4 minute read

American Academy of Arts and Sciences

Program, Organization, Members, Financial Support, History

The American Academy of Arts and Sciences is an international learned society dedicated to the promotion of critical analysis of the important social and intellectual issues of the day through the free exchange of ideas and perspectives. Through its publication, Daedalus, as well as its meetings, conferences, and symposia, it strives to develop useful policy initiatives while encouraging the development of new generations of scholars committed to improving the level of social discourse and creating a truly civil society.


The academy brings multidisciplinary, collaborative attention to bear on three major areas of interest: science, technology, and global security; social policy and education; and the humanities and culture. Within these broad areas of interest, a wide range of topics are explored with the goal of achieving practical improvements that will benefit society as a whole.


The academy is governed by a council consisting of seventeen voting members and six nonvoting, advisory members. The council meets three times annually to set policy and plan initiatives. Although its base of operations remains in Massachusetts, it has two regional centers, one at the University of Chicago and another at the University of California at Irvine. In addition, it maintains affiliations with many of the nation's public and private universities.

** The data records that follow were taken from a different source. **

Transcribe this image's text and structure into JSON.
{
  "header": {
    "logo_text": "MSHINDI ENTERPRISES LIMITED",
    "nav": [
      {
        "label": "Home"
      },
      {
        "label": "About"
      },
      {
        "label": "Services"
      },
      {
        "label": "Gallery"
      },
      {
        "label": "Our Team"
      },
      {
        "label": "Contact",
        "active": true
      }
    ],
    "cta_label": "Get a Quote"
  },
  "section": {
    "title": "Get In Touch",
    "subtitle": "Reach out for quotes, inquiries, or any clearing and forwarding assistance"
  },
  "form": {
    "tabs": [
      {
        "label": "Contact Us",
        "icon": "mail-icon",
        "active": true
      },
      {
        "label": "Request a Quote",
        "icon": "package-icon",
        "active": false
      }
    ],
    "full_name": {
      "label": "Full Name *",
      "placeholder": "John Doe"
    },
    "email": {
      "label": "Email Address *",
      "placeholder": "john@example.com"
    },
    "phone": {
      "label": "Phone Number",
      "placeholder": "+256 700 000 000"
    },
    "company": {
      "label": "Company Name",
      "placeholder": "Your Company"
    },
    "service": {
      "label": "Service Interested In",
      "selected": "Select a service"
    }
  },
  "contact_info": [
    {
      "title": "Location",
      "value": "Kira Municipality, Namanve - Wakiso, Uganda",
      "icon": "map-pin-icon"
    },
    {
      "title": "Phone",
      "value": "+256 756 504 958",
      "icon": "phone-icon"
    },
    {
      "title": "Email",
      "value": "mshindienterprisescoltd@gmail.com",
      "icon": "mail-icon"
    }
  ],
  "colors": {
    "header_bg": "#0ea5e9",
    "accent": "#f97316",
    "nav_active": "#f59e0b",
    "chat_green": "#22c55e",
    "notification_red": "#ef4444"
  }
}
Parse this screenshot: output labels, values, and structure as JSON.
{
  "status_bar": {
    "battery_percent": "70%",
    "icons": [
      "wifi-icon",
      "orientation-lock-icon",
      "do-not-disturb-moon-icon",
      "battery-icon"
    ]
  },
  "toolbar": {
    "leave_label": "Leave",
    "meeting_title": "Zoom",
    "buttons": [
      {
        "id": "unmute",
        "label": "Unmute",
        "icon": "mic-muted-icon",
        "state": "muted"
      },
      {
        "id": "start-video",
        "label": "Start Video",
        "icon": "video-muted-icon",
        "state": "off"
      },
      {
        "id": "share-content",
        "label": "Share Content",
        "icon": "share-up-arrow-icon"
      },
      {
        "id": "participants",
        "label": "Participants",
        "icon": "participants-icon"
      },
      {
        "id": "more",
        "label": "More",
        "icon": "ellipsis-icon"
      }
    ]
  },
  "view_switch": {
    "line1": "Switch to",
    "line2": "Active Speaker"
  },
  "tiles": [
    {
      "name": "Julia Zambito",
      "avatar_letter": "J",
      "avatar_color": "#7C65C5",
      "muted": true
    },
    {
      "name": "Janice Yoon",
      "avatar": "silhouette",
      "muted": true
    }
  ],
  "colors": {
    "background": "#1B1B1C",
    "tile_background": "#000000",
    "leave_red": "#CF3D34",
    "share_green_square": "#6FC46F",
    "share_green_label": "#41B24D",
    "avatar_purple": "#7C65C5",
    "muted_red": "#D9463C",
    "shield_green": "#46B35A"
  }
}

From its initial sixty-one members, the academy has grown dramatically. At the end of the twentieth century it had a membership of 3,700 American fellows and 600 international (honorary) fellows. Among these were 160 Nobel laureates and 50 Pulitzer Prize winners. Membership is divided into classes, defined by the intellectual disciplines represented. There are five classes: mathematics and physical sciences; biological sciences; social sciences; humanities and the arts; and public affairs, business, and administration. To become a member, an individual must be nominated by a current member and elected by the academy as a whole. Once exclusively male, the academy inducted its first female member in 1848.

Financial Support

The academy is a private, nonpartisan organization that maintains its independence in order to encourage the free and unfettered exchange of ideas. It receives its funding from individual charitable contributions as well as from grants provided by foundations and public agencies. In addition it receives revenues from the sale of Daedalus, a highly respected journal of opinion and policy. Most of its budget is devoted to covering the costs of individual research projects, as well as sponsoring seminars and symposia.


During the American Revolution, a group of gentleman scholars gathered together in the city of Cambridge, Massachusetts, to form a scholarly society: the American Academy of Arts and Sciences. Numbering such leaders as John and Samuel Adams, James Bowdoin, and John Hancock among them, the first academy's membership shared the belief that, as "men of genius," they had a duty to their country and their fellow citizens to cultivate the arts and sciences and to spread knowledge of them throughout the populace.

The founders did not believe that a true scholar should remain aloof from the mundane world. Rather, they were convinced that the arts and sciences were fundamental to success in all aspects of life, from agriculture to commerce, architecture to industry. Further, they believed that these pursuits were vital to the happiness, dignity, and advancement of the populace.

Their goal was to create a forum in which intellectuals of all sorts would share their learned insights in order to come up with practical solutions to problems as wide ranging as international affairs, farming and animal husbandry, medicine, and meteorology. Drawing on the example of learned societies in Europe, they foresaw an important role for the "citizen scholar" in the new nation. Through their writings, speeches, and other activities, the early members of the academy were highly successful in spreading new ideas throughout New England's educated class and creating a culture that celebrated the practical application of scholarly knowledge.

At the outset, the academy took special interest in antiquities (archaeology), natural history, mathematics and philosophy, astronomy, meteorology, geography, and advances in medicine. Over time, however, the disciplinary focus of the organization changed, and by the twentieth century the emphasis was placed more squarely on the public service and policymaking aspect of the original charter. Nonetheless, the academy continues to take seriously its goal of mentoring new generations of scholars and honoring scholarly achievement.

Throughout its history, the academy has fulfilled its purpose by facilitating discourse among educated and interested people both in the United States and abroad. The present academy still holds tightly to the founders' conviction that knowledge is best shared, and as a matter of principle insists on the swift publication and wide dissemination of any findings, reports, or data it generates. It remains committed to the belief that the advancement of knowledge can only enhance the strength, welfare, and security of a healthy nation.




Revised by


Additional topics

Education - Free Encyclopedia Search EngineEducation Encyclopedia: AACSB International - Program to Septima Poinsette Clark (1898–1987)